Selective reductions using visible light photocatalysts of supported gold nanoparticles
Ke, Xuebin, Zhang, Xingguang, Zhao, Jian, Sarina, Sarina, Barry, John, & Zhu, Huai Yong (2013) Selective reductions using visible light photocatalysts of supported gold nanoparticles. Green Chemistry, 15(1), pp. 236-244.
Photocatalytic synthesis using visible light is a desirable chemical process because of its potential to utilize sunlight. Supported gold nanoparticles (Au-NPs) were found to be efficient photocatalysts and the effects of the supports were identified including CeO2, TiO2, ZrO2, Al2O3, and zeolite Y. In particular Au/CeO2 exhibited the high catalytic activity to reduce nitroaromatics to azo compounds, hydrogenate azobenzene to hydroazobenzene, reduce ketones to alcohols, and deoxygenate epoxides to alkenes at ambient temperatures, under irradiation of visible light (or simulated sunlight). The reac-tive efficiency depends on two primary factors: one is the light adsorption of catalysts and another is the driving ability of catalysts corresponding to the reactants. The light absorption by Au-NPs is due to surface plasmon resonance effect or inter-band electron transition; this is related to the reduction ability of the photocatalysts. Irradiation with shorter wavelengths can excite the conduction electrons in Au-NPs to higher energy levels and as a result, induce reduction with more negative reduction potentials. It is known when irradiated with light the Au-NPs can abstract hydrogen from isopropanol forming Au-H species on the Au-NP surface. Hence, we proposed that the active Au-H species will react with the N=O, N=N, C=O double bonds or epoxide bonds, which are weakened by the interaction with the excited electrons in the Au-NPs, and yield the final reductive products. The reacting power of the Au-H species depends on the energy of the excited electrons in Au-NPs: the higher the electronic energy, the stronger the reduction ability of the Au-H species. This finding demonstrates that we can tune the reduction ability of the photocatalysts by manipulating the irradiation wavelength.

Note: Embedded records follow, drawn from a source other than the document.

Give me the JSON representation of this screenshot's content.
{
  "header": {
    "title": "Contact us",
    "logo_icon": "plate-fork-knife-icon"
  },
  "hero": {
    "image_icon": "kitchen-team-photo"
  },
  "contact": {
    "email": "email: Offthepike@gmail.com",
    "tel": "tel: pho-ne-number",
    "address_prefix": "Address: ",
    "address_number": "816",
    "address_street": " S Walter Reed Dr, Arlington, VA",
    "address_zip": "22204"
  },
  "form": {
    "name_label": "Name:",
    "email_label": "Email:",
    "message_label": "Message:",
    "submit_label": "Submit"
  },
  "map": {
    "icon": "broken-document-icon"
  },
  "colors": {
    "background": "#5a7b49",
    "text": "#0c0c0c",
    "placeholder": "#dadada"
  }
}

Impact and interest:
Citation counts are sourced monthly from and citation databases.
These databases contain citations from different subsets of available publications and different time periods and thus the citation count from each is usually different. Some works are not in either database and no count is displayed. Scopus includes citations from articles published in 1996 onwards, and Web of Science® generally from 1980 onwards.

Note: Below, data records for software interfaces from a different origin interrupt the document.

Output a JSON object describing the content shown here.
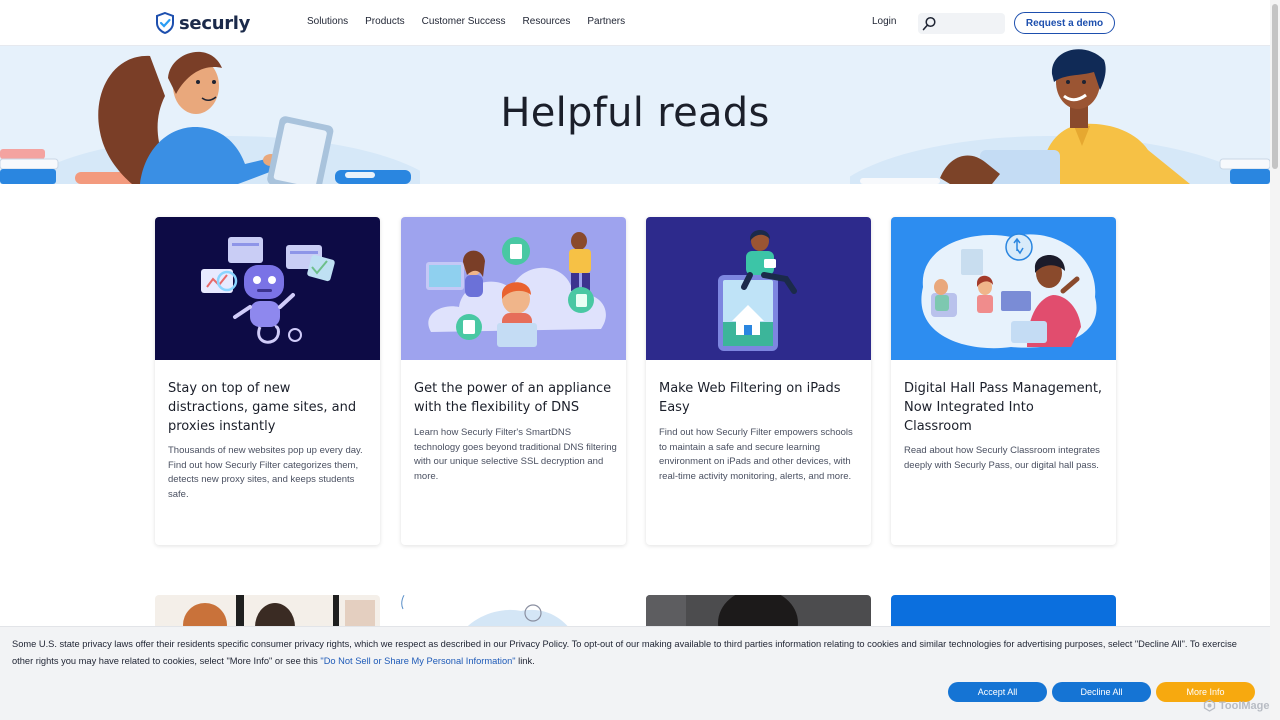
{
  "header": {
    "logo_text": "securly",
    "nav": [
      "Solutions",
      "Products",
      "Customer Success",
      "Resources",
      "Partners"
    ],
    "login": "Login",
    "search_value": "",
    "demo_button": "Request a demo"
  },
  "hero": {
    "title": "Helpful reads"
  },
  "cards": [
    {
      "title": "Stay on top of new distractions, game sites, and proxies instantly",
      "desc": "Thousands of new websites pop up every day. Find out how Securly Filter categorizes them, detects new proxy sites, and keeps students safe."
    },
    {
      "title": "Get the power of an appliance with the flexibility of DNS",
      "desc": "Learn how Securly Filter's SmartDNS technology goes beyond traditional DNS filtering with our unique selective SSL decryption and more."
    },
    {
      "title": "Make Web Filtering on iPads Easy",
      "desc": "Find out how Securly Filter empowers schools to maintain a safe and secure learning environment on iPads and other devices, with real-time activity monitoring, alerts, and more."
    },
    {
      "title": "Digital Hall Pass Management, Now Integrated Into Classroom",
      "desc": "Read about how Securly Classroom integrates deeply with Securly Pass, our digital hall pass."
    }
  ],
  "cookie": {
    "text_before": "Some U.S. state privacy laws offer their residents specific consumer privacy rights, which we respect as described in our Privacy Policy. To opt-out of our making available to third parties information relating to cookies and similar technologies for advertising purposes, select \"Decline All\". To exercise other rights you may have related to cookies, select \"More Info\" or see this ",
    "link": "\"Do Not Sell or Share My Personal Information\"",
    "text_after": " link.",
    "accept": "Accept All",
    "decline": "Decline All",
    "more": "More Info"
  },
  "watermark": "ToolMage",
  "colors": {
    "brand_blue": "#1d4fae",
    "button_blue": "#1574d4",
    "button_orange": "#f7a90f",
    "hero_bg": "#e6f1fb"
  }
}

Citations counts from theindexing service can be viewed at the linked Google Scholar™ search.
Full-text downloads displays the total number of times this work’s files (e.g., a PDF) have been downloaded from QUT ePrints as well as the number of downloads in the previous 365 days. The count includes downloads for all files if a work has more than one.
Repository Staff Only: item control page